WHAT THE EXERCISE ASKS: Pictures do not belong in the copy; print every entry exactly as it stands.

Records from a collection
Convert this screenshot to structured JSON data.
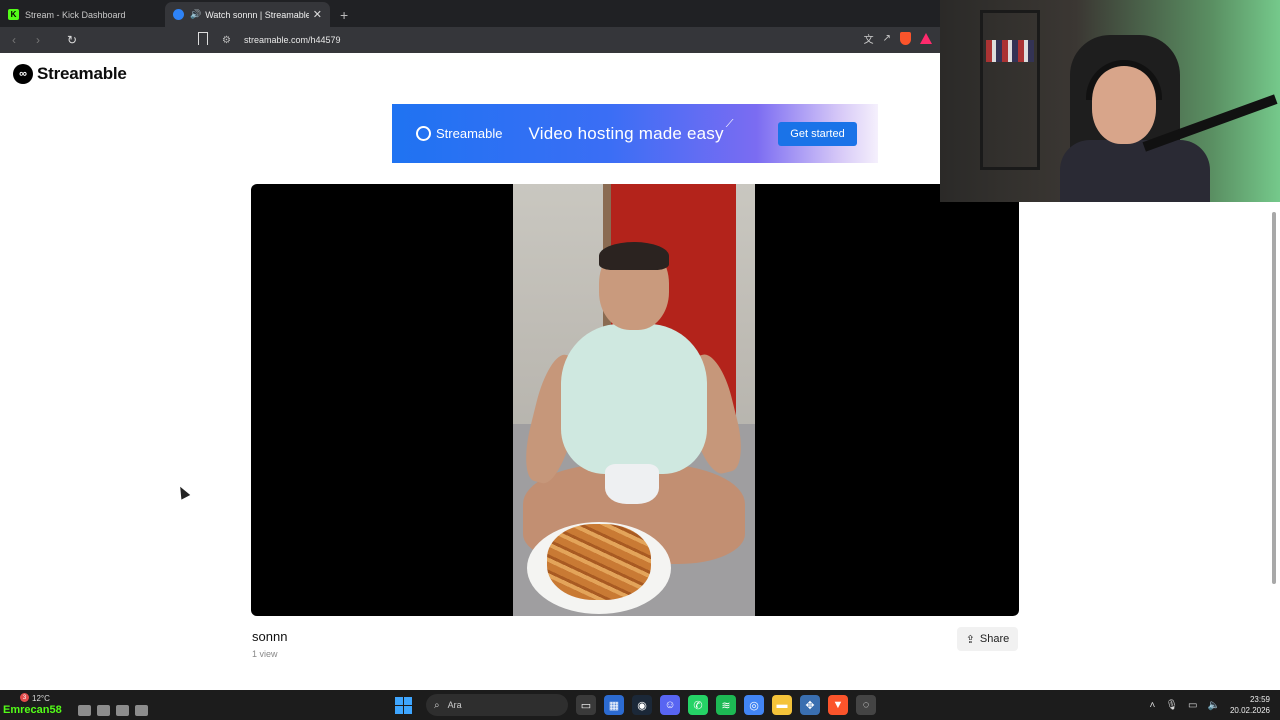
{
  "browser": {
    "tabs": [
      {
        "label": "Stream - Kick Dashboard",
        "active": false
      },
      {
        "label": "Watch sonnn | Streamable",
        "active": true
      }
    ],
    "url": "streamable.com/h44579"
  },
  "page": {
    "logo_text": "Streamable",
    "ad_banner": {
      "brand": "Streamable",
      "tagline": "Video hosting made easy",
      "cta_label": "Get started"
    },
    "video": {
      "title": "sonnn",
      "views": "1 view"
    },
    "share_label": "Share"
  },
  "taskbar": {
    "weather": "12°C",
    "notification_count": "3",
    "kick_user": "Emrecan58",
    "search_placeholder": "Ara",
    "time": "23:59",
    "date": "20.02.2026"
  },
  "colors": {
    "accent": "#1a73e8",
    "kick_green": "#53fc18"
  }
}
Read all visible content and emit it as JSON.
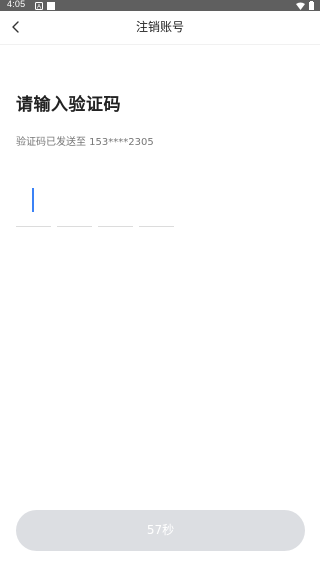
{
  "status_bar": {
    "time": "4:05",
    "icons": [
      "notification-icon",
      "sim-card-icon",
      "wifi-icon",
      "battery-icon"
    ]
  },
  "header": {
    "back_icon": "back-arrow-icon",
    "title": "注销账号"
  },
  "content": {
    "title": "请输入验证码",
    "subtitle": "验证码已发送至 153****2305"
  },
  "verification_code": {
    "digits": [
      "",
      "",
      "",
      ""
    ],
    "active_index": 0
  },
  "submit_button": {
    "label": "57秒"
  },
  "colors": {
    "status_bar": "#5f5f5f",
    "cursor": "#3b82f6",
    "button_disabled": "#dcdee2"
  }
}
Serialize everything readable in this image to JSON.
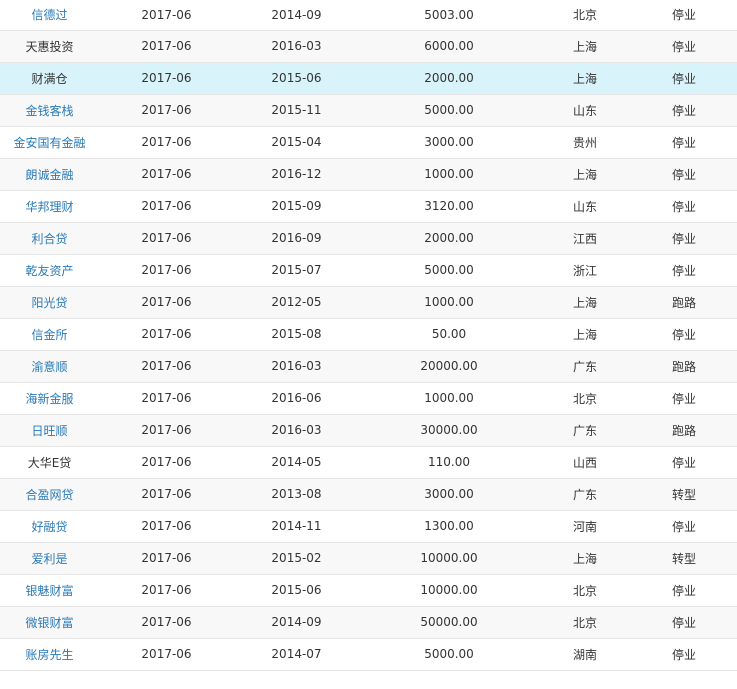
{
  "table": {
    "rows": [
      {
        "name": "信德过",
        "date1": "2017-06",
        "date2": "2014-09",
        "amount": "5003.00",
        "region": "北京",
        "status": "停业",
        "link": true
      },
      {
        "name": "天惠投资",
        "date1": "2017-06",
        "date2": "2016-03",
        "amount": "6000.00",
        "region": "上海",
        "status": "停业",
        "link": false
      },
      {
        "name": "财满仓",
        "date1": "2017-06",
        "date2": "2015-06",
        "amount": "2000.00",
        "region": "上海",
        "status": "停业",
        "link": false
      },
      {
        "name": "金钱客栈",
        "date1": "2017-06",
        "date2": "2015-11",
        "amount": "5000.00",
        "region": "山东",
        "status": "停业",
        "link": true
      },
      {
        "name": "金安国有金融",
        "date1": "2017-06",
        "date2": "2015-04",
        "amount": "3000.00",
        "region": "贵州",
        "status": "停业",
        "link": true
      },
      {
        "name": "朗诚金融",
        "date1": "2017-06",
        "date2": "2016-12",
        "amount": "1000.00",
        "region": "上海",
        "status": "停业",
        "link": true
      },
      {
        "name": "华邦理财",
        "date1": "2017-06",
        "date2": "2015-09",
        "amount": "3120.00",
        "region": "山东",
        "status": "停业",
        "link": true
      },
      {
        "name": "利合贷",
        "date1": "2017-06",
        "date2": "2016-09",
        "amount": "2000.00",
        "region": "江西",
        "status": "停业",
        "link": true
      },
      {
        "name": "乾友资产",
        "date1": "2017-06",
        "date2": "2015-07",
        "amount": "5000.00",
        "region": "浙江",
        "status": "停业",
        "link": true
      },
      {
        "name": "阳光贷",
        "date1": "2017-06",
        "date2": "2012-05",
        "amount": "1000.00",
        "region": "上海",
        "status": "跑路",
        "link": true
      },
      {
        "name": "信金所",
        "date1": "2017-06",
        "date2": "2015-08",
        "amount": "50.00",
        "region": "上海",
        "status": "停业",
        "link": true
      },
      {
        "name": "渝意顺",
        "date1": "2017-06",
        "date2": "2016-03",
        "amount": "20000.00",
        "region": "广东",
        "status": "跑路",
        "link": true
      },
      {
        "name": "海新金服",
        "date1": "2017-06",
        "date2": "2016-06",
        "amount": "1000.00",
        "region": "北京",
        "status": "停业",
        "link": true
      },
      {
        "name": "日旺顺",
        "date1": "2017-06",
        "date2": "2016-03",
        "amount": "30000.00",
        "region": "广东",
        "status": "跑路",
        "link": true
      },
      {
        "name": "大华E贷",
        "date1": "2017-06",
        "date2": "2014-05",
        "amount": "110.00",
        "region": "山西",
        "status": "停业",
        "link": false
      },
      {
        "name": "合盈网贷",
        "date1": "2017-06",
        "date2": "2013-08",
        "amount": "3000.00",
        "region": "广东",
        "status": "转型",
        "link": true
      },
      {
        "name": "好融贷",
        "date1": "2017-06",
        "date2": "2014-11",
        "amount": "1300.00",
        "region": "河南",
        "status": "停业",
        "link": true
      },
      {
        "name": "爱利是",
        "date1": "2017-06",
        "date2": "2015-02",
        "amount": "10000.00",
        "region": "上海",
        "status": "转型",
        "link": true
      },
      {
        "name": "银魅财富",
        "date1": "2017-06",
        "date2": "2015-06",
        "amount": "10000.00",
        "region": "北京",
        "status": "停业",
        "link": true
      },
      {
        "name": "微银财富",
        "date1": "2017-06",
        "date2": "2014-09",
        "amount": "50000.00",
        "region": "北京",
        "status": "停业",
        "link": true
      },
      {
        "name": "账房先生",
        "date1": "2017-06",
        "date2": "2014-07",
        "amount": "5000.00",
        "region": "湖南",
        "status": "停业",
        "link": true
      }
    ]
  }
}
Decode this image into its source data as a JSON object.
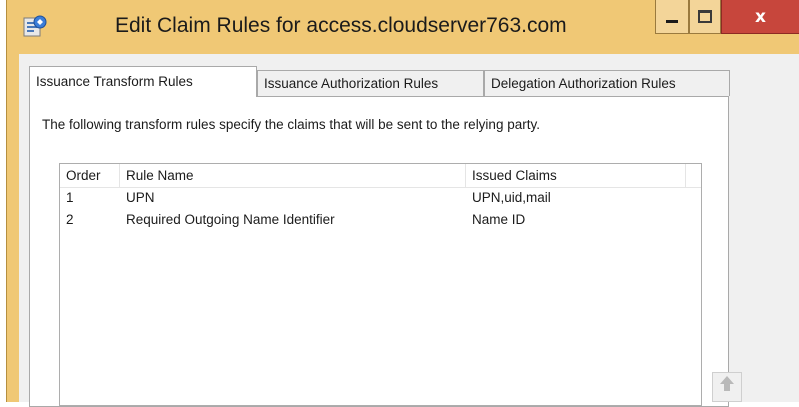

YOUR RESPONSE:
Convert this screenshot to structured JSON data.
{
  "browser": {
    "tabs": [
      {
        "label": "Stream - Kick Dashboard",
        "active": false
      },
      {
        "label": "Watch sonnn | Streamable",
        "active": true
      }
    ],
    "url": "streamable.com/h44579"
  },
  "page": {
    "logo_text": "Streamable",
    "ad_banner": {
      "brand": "Streamable",
      "tagline": "Video hosting made easy",
      "cta_label": "Get started"
    },
    "video": {
      "title": "sonnn",
      "views": "1 view"
    },
    "share_label": "Share"
  },
  "taskbar": {
    "weather": "12°C",
    "notification_count": "3",
    "kick_user": "Emrecan58",
    "search_placeholder": "Ara",
    "time": "23:59",
    "date": "20.02.2026"
  },
  "colors": {
    "accent": "#1a73e8",
    "kick_green": "#53fc18"
  }
}
Read all visible content and emit it as JSON.
{
  "status_bar": {
    "time": "4:05",
    "icons": [
      "notification-icon",
      "sim-card-icon",
      "wifi-icon",
      "battery-icon"
    ]
  },
  "header": {
    "back_icon": "back-arrow-icon",
    "title": "注销账号"
  },
  "content": {
    "title": "请输入验证码",
    "subtitle": "验证码已发送至 153****2305"
  },
  "verification_code": {
    "digits": [
      "",
      "",
      "",
      ""
    ],
    "active_index": 0
  },
  "submit_button": {
    "label": "57秒"
  },
  "colors": {
    "status_bar": "#5f5f5f",
    "cursor": "#3b82f6",
    "button_disabled": "#dcdee2"
  }
}
Serialize everything readable in this image to JSON.
{
  "table": {
    "rows": [
      {
        "name": "信德过",
        "date1": "2017-06",
        "date2": "2014-09",
        "amount": "5003.00",
        "region": "北京",
        "status": "停业",
        "link": true
      },
      {
        "name": "天惠投资",
        "date1": "2017-06",
        "date2": "2016-03",
        "amount": "6000.00",
        "region": "上海",
        "status": "停业",
        "link": false
      },
      {
        "name": "财满仓",
        "date1": "2017-06",
        "date2": "2015-06",
        "amount": "2000.00",
        "region": "上海",
        "status": "停业",
        "link": false
      },
      {
        "name": "金钱客栈",
        "date1": "2017-06",
        "date2": "2015-11",
        "amount": "5000.00",
        "region": "山东",
        "status": "停业",
        "link": true
      },
      {
        "name": "金安国有金融",
        "date1": "2017-06",
        "date2": "2015-04",
        "amount": "3000.00",
        "region": "贵州",
        "status": "停业",
        "link": true
      },
      {
        "name": "朗诚金融",
        "date1": "2017-06",
        "date2": "2016-12",
        "amount": "1000.00",
        "region": "上海",
        "status": "停业",
        "link": true
      },
      {
        "name": "华邦理财",
        "date1": "2017-06",
        "date2": "2015-09",
        "amount": "3120.00",
        "region": "山东",
        "status": "停业",
        "link": true
      },
      {
        "name": "利合贷",
        "date1": "2017-06",
        "date2": "2016-09",
        "amount": "2000.00",
        "region": "江西",
        "status": "停业",
        "link": true
      },
      {
        "name": "乾友资产",
        "date1": "2017-06",
        "date2": "2015-07",
        "amount": "5000.00",
        "region": "浙江",
        "status": "停业",
        "link": true
      },
      {
        "name": "阳光贷",
        "date1": "2017-06",
        "date2": "2012-05",
        "amount": "1000.00",
        "region": "上海",
        "status": "跑路",
        "link": true
      },
      {
        "name": "信金所",
        "date1": "2017-06",
        "date2": "2015-08",
        "amount": "50.00",
        "region": "上海",
        "status": "停业",
        "link": true
      },
      {
        "name": "渝意顺",
        "date1": "2017-06",
        "date2": "2016-03",
        "amount": "20000.00",
        "region": "广东",
        "status": "跑路",
        "link": true
      },
      {
        "name": "海新金服",
        "date1": "2017-06",
        "date2": "2016-06",
        "amount": "1000.00",
        "region": "北京",
        "status": "停业",
        "link": true
      },
      {
        "name": "日旺顺",
        "date1": "2017-06",
        "date2": "2016-03",
        "amount": "30000.00",
        "region": "广东",
        "status": "跑路",
        "link": true
      },
      {
        "name": "大华E贷",
        "date1": "2017-06",
        "date2": "2014-05",
        "amount": "110.00",
        "region": "山西",
        "status": "停业",
        "link": false
      },
      {
        "name": "合盈网贷",
        "date1": "2017-06",
        "date2": "2013-08",
        "amount": "3000.00",
        "region": "广东",
        "status": "转型",
        "link": true
      },
      {
        "name": "好融贷",
        "date1": "2017-06",
        "date2": "2014-11",
        "amount": "1300.00",
        "region": "河南",
        "status": "停业",
        "link": true
      },
      {
        "name": "爱利是",
        "date1": "2017-06",
        "date2": "2015-02",
        "amount": "10000.00",
        "region": "上海",
        "status": "转型",
        "link": true
      },
      {
        "name": "银魅财富",
        "date1": "2017-06",
        "date2": "2015-06",
        "amount": "10000.00",
        "region": "北京",
        "status": "停业",
        "link": true
      },
      {
        "name": "微银财富",
        "date1": "2017-06",
        "date2": "2014-09",
        "amount": "50000.00",
        "region": "北京",
        "status": "停业",
        "link": true
      },
      {
        "name": "账房先生",
        "date1": "2017-06",
        "date2": "2014-07",
        "amount": "5000.00",
        "region": "湖南",
        "status": "停业",
        "link": true
      }
    ]
  }
}
Decode this image into its source data as a JSON object.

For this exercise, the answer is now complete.